Date Published: 22/09/2000
Author: George Glasser
Preprare yourself for the tragic fable of the chemist, the water board, the dentist and his life.
Once, there was a dentist. His name was Lester. For many years, like all the other dentists he knew, Lester believed that fluoride in the drinking water was good for everyone. Like all the other dentists, Lester had learnt in dental school that fluoride reduces tooth decay. And, like all the other dentists, Lester believed that fluoride was fluoride.
Then, one day, he met a chemist and began discussing drinking water fluoridation.
The chemist asked what kind of fluoride was being used to fluoridate the drinking water. Lester replied: ‘We are simply adjusting the fluoride level in the water by adding one part per million of, well, just fluoride.’
‘There is no such thing as “just fluoride”,’ said the chemist.
Lester scratched his head. ‘But they told me that it was only fluoride they are adding to the water.’
The chemist laughed heartily. ‘Fluorine is the most reactive, electronegative element and it’s never found alone in nature,’ he said. ‘There are many kinds of fluorides: for instance, calcium fluoride is found naturally in water. Then there are other fluorides such as lead fluoride, aluminium fluoride, etc. If you add fluoride to the water it has to be a compound. You can’t just add fluoride to the water, so which one is it?’
Lester felt silly. He didn’t know.
The next day Lester went to the library to check the chemistry books and learnt that calcium fluoride is, indeed, found naturally in the water. He also discovered that calcium fluoride is almost insoluble and could not be easily absorbed by the body. And his friend the chemist was quite right - there were innumerable fluoride compounds.
Now intrigued, Lester looked up some scientific studies about water fluoridation. He read that in laboratory tests, workers use a very pure grade of sodium fluoride and purified water to do their research. He discovered that sodium fluoride is taken up by the body much more readily than calcium fluoride. His friend was right. The dentist wondered how anyone could say that calcium fluoride is the same as sodium fluoride.

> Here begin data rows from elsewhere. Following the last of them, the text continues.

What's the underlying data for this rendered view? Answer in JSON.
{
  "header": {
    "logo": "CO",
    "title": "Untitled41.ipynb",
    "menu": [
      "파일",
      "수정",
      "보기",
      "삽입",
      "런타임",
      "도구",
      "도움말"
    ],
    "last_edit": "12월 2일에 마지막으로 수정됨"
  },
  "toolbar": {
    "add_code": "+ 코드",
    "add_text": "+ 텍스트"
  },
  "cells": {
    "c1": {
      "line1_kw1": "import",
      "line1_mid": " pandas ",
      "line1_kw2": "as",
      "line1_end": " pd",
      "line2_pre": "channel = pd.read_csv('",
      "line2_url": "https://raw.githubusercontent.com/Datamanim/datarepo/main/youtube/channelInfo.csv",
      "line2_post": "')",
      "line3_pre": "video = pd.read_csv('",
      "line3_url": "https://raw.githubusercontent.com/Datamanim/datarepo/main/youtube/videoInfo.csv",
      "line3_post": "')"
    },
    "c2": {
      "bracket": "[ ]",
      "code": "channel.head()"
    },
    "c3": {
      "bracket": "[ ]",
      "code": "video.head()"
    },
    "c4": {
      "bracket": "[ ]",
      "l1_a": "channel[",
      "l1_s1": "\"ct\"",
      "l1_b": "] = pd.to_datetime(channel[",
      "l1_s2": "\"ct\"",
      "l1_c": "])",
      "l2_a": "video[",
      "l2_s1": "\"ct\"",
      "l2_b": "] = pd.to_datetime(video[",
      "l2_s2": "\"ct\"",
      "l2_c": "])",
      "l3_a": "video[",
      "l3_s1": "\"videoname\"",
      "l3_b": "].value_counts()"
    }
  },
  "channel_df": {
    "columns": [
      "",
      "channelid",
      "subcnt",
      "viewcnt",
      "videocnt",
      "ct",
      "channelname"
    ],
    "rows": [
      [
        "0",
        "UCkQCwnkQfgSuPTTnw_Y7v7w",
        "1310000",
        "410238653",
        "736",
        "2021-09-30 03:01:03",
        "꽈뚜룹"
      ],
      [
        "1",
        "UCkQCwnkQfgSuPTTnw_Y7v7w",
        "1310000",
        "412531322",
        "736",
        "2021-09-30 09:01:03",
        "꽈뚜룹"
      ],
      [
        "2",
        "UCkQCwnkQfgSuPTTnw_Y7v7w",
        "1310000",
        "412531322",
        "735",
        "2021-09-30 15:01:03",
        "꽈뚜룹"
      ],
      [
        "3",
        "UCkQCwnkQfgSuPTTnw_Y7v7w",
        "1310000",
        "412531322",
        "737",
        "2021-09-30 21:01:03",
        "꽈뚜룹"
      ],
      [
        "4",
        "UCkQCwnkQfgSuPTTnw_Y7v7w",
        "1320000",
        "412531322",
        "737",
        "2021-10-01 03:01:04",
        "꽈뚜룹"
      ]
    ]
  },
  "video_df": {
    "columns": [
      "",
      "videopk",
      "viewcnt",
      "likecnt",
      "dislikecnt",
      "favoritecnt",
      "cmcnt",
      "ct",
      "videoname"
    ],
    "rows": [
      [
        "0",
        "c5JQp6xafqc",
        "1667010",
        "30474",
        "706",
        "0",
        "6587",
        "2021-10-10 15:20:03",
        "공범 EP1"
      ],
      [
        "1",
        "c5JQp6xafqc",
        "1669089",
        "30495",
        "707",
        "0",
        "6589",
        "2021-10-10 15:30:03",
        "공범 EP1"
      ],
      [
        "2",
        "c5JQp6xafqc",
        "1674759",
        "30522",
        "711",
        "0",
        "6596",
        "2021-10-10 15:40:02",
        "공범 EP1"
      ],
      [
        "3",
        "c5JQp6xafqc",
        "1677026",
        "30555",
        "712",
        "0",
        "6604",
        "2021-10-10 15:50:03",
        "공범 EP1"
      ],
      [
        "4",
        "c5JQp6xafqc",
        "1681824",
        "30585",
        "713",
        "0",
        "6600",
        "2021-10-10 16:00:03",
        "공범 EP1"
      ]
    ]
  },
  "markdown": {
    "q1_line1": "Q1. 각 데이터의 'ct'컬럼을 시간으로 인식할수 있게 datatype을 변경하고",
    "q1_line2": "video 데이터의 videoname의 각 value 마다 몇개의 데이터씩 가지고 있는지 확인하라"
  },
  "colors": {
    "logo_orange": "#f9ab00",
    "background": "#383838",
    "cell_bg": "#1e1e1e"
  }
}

The next day, Lester called his water department to ask if they were adding sodium fluoride or calcium fluoride to his drinking water. The WD manager said that they were adding a product called silicofluorides to the water. The WD manager said they bought a very low grade product because it would be too expensive to use a good grade and, anyway, the public health people would not pay for a good quality calcium fluoride, because, they said, fluoride is fluoride, no matter where it comes from. By now, Lester was completely bewildered.
‘Where do you buy these silicofluorides from?’ he asked. The WD manager said that the silicofluorides – known as hexafluorsilicic acid – are the toxic waste product from phosphate fertilizer pollution scrubbers. The dentist was aghast. ‘You have to be crazy putting that stuff in the water!’
The water department manager agreed because, he said, the hexafluorsilicic acid also contains other toxic substances such as arsenic, beryllium, mercury, lead and many more. He said he didn’t drink the city water because many of the contaminants in the fluoridation agent cause health problems. ‘For instance,’ he said, ‘arsenic causes prostate, bladder, kidney, skin and lung cancers and there is no safe level for arsenic.’
Lester was appalled. He asked the manager why he did not stop fluoridating the water with this pollution scrubber liquor. ‘And why would anyone add any amount of a known carcinogen to the water?’
Shrugging, the manager replied, ‘I’m just doing my job. The public health people have their agenda, and I have a family to feed.’
After a sleepless night, Lester contemplated the fluoridation dilemma as he soaped himself in the shower. ‘They say they are simply adjusting the level of natural fluoride in the water – which is calcium fluoride – but they are using a pure grade of sodium fluoride and very pure water for the rat experiments in the laboratory. But they are adding toxic pollution scrubber liquor to my drinking water!’ It didn’t make sense.
He called a man at the dental association and told him what he had learnt. The man said, coldly: ‘If you value your licence to practise, don’t ever mention this subject again!’
Lester was shocked.
He had worked hard and was very proud of his practice and his two classic cars. He couldn’t bear to lose them. He thought about his wife and family and how they would miss their luxury home with its four bathrooms and a jacuzzi, the private schools and foreign vacations. After a while he made a decision. ‘We won’t drink the tap water. We’ll buy bottled water.’ But he was not a happy man as he walked into the reception room and greeted his first patient of the day.
Several months later he visited his friend the doctor for his annual check-up and was stunned to learn that he had prostate cancer. He recalled the words of the water department manager. ‘Arsenic causes prostate cancer.’
Lester was shattered. He couldn’t understand it. Yet there was a reason. Despite taking care to drink only bottled water, Lester didn’t know that much more of the pollution-laced tap water is absorbed through the skin from bathing and washing clothes.
Although 64–91 per cent of exposure to waterborne contaminants is known to occur via dermal absorption, no studies have ever been done to determine the toxicity of pollution scrubber liquor – the fluoride used in water fluoridation schemes.